Copy every entry in the listing below exactly, but not the pictures.
------ Data records ------
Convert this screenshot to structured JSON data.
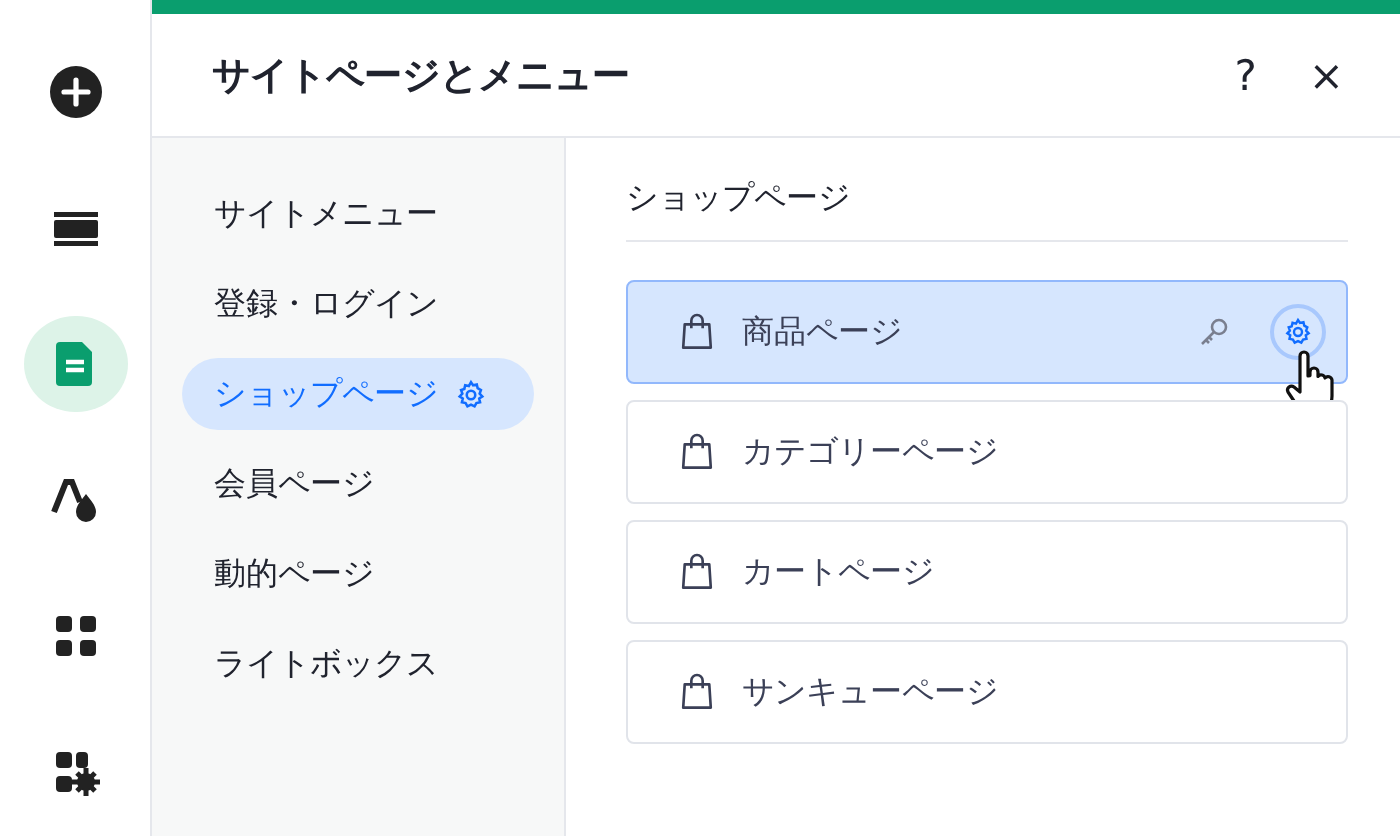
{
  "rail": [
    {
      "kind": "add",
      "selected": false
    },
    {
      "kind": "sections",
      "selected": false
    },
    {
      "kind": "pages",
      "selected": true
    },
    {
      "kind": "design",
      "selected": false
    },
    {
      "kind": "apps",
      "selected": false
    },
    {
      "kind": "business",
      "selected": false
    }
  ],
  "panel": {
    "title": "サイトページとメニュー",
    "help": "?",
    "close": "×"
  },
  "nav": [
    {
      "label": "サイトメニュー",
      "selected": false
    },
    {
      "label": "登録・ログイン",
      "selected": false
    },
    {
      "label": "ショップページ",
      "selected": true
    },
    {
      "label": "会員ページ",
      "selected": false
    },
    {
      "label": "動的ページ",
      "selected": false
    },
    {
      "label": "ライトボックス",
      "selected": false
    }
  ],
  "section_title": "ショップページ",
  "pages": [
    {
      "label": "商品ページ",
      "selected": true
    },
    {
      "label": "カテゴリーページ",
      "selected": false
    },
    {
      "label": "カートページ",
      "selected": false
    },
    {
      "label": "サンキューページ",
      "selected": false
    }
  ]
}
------
• **Solution to this problem**
Convert this screenshot to structured JSON data.
{
  "rail": [
    {
      "kind": "add",
      "selected": false
    },
    {
      "kind": "sections",
      "selected": false
    },
    {
      "kind": "pages",
      "selected": true
    },
    {
      "kind": "design",
      "selected": false
    },
    {
      "kind": "apps",
      "selected": false
    },
    {
      "kind": "business",
      "selected": false
    }
  ],
  "panel": {
    "title": "サイトページとメニュー",
    "help": "?",
    "close": "×"
  },
  "nav": [
    {
      "label": "サイトメニュー",
      "selected": false
    },
    {
      "label": "登録・ログイン",
      "selected": false
    },
    {
      "label": "ショップページ",
      "selected": true
    },
    {
      "label": "会員ページ",
      "selected": false
    },
    {
      "label": "動的ページ",
      "selected": false
    },
    {
      "label": "ライトボックス",
      "selected": false
    }
  ],
  "section_title": "ショップページ",
  "pages": [
    {
      "label": "商品ページ",
      "selected": true
    },
    {
      "label": "カテゴリーページ",
      "selected": false
    },
    {
      "label": "カートページ",
      "selected": false
    },
    {
      "label": "サンキューページ",
      "selected": false
    }
  ]
}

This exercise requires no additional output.